Generativity and Interaction Between the Old and Young: The Role of Perceived Respect and Perceived Rejection.


PMID 24270213

Abstract

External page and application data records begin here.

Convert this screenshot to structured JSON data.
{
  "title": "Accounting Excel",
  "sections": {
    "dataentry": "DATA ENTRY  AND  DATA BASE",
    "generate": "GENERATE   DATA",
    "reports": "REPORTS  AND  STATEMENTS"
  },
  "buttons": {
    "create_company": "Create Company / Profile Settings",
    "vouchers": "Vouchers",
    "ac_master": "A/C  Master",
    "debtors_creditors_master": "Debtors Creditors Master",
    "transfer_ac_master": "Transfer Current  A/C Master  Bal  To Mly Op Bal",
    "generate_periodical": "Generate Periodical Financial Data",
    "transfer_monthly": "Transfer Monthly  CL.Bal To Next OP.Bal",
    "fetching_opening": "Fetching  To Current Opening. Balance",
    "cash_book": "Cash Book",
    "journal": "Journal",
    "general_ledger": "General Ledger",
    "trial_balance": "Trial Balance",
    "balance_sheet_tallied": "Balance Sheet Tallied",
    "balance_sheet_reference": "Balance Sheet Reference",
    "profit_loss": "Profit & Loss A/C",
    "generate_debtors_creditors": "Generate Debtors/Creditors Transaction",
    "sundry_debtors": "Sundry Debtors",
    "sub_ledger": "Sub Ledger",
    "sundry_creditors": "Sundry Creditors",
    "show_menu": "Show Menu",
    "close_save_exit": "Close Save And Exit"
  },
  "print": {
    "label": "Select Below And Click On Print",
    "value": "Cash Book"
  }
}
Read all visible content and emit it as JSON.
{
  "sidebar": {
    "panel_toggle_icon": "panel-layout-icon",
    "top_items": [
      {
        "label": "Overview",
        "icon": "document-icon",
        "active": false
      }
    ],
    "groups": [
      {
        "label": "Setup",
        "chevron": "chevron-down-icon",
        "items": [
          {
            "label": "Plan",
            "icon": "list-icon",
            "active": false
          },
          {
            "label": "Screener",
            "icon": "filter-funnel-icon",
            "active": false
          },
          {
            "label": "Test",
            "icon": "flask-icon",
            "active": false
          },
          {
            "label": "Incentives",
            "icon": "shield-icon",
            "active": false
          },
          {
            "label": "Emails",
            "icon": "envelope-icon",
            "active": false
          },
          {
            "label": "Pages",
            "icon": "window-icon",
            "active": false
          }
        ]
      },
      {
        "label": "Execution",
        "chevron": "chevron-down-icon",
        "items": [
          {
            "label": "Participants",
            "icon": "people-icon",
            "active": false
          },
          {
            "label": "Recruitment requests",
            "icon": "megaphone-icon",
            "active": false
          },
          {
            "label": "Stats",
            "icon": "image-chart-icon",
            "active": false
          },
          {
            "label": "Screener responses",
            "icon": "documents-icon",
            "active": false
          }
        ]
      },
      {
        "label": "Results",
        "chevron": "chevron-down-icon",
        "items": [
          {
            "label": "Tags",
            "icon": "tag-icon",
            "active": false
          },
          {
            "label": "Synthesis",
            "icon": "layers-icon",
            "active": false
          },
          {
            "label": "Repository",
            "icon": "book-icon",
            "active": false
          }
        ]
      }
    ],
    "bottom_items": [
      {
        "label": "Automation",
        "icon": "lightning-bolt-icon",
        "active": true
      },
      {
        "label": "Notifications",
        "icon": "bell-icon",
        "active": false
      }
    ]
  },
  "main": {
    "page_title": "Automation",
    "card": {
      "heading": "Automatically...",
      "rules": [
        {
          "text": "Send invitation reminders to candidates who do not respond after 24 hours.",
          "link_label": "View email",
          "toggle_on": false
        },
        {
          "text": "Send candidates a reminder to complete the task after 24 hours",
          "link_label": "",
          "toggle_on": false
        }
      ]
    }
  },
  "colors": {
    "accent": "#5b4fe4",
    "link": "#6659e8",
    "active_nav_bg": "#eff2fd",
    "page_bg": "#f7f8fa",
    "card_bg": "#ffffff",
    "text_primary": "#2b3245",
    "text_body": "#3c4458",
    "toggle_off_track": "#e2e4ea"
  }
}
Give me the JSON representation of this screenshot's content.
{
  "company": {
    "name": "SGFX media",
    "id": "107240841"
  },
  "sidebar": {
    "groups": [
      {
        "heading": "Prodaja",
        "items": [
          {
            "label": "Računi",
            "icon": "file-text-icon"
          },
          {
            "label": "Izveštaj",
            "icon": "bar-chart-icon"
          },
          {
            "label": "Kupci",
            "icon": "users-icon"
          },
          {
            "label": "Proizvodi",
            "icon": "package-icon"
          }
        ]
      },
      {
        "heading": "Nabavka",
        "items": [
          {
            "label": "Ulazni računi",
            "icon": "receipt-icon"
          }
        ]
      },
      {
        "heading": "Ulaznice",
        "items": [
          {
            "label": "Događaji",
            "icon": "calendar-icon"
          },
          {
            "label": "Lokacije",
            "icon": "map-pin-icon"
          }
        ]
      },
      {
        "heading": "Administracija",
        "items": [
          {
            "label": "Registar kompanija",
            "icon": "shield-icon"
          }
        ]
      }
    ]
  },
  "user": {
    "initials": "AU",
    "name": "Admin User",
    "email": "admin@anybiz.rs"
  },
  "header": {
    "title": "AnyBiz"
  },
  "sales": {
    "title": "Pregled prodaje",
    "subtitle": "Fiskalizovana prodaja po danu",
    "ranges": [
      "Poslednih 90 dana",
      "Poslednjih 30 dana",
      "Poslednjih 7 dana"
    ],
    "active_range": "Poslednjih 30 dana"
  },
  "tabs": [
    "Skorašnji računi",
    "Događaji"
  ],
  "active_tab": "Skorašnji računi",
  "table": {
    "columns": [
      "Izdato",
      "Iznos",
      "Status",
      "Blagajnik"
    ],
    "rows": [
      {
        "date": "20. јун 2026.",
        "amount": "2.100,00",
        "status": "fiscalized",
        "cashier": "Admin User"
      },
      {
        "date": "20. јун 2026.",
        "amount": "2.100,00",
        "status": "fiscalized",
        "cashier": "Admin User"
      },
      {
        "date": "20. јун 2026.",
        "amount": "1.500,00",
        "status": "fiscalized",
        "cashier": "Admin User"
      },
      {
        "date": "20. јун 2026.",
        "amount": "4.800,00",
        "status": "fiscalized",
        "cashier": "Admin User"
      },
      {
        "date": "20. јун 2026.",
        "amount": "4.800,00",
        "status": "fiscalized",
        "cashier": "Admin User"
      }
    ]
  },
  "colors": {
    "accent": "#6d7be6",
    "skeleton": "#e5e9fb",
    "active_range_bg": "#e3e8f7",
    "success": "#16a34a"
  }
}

We examined the relationships among development of generativity, generative acts, and psychological well-being in old age and the possible mediating effects of perceived rejection and respect from younger generations. We hypothesized that generative action would not lead to well-being unless responding elders perceived respect from younger generations, and, further, that perceived respect would predict the development of generativity. In Study 1, we sampled 252 older persons to verify our hypothetical model in a cross-sectional survey. We assessed generative concern, generative action, perceived rejection from younger people, and psychological well-being. In Study 2, the same measures and a new scale to measure perceived respect from younger people were administered in a longitudinal survey. Four hundred older adults responded at 2 time points, 12 months apart. Path analysis showed that the effect of generative action on ill-being was mediated by perceived rejection and respect from younger generations. Perceived respect from younger generations at baseline predicted an increase in generative concern 12 months later. The results suggest that positive intergenerational interaction leads to generativity development and better well-being in old age.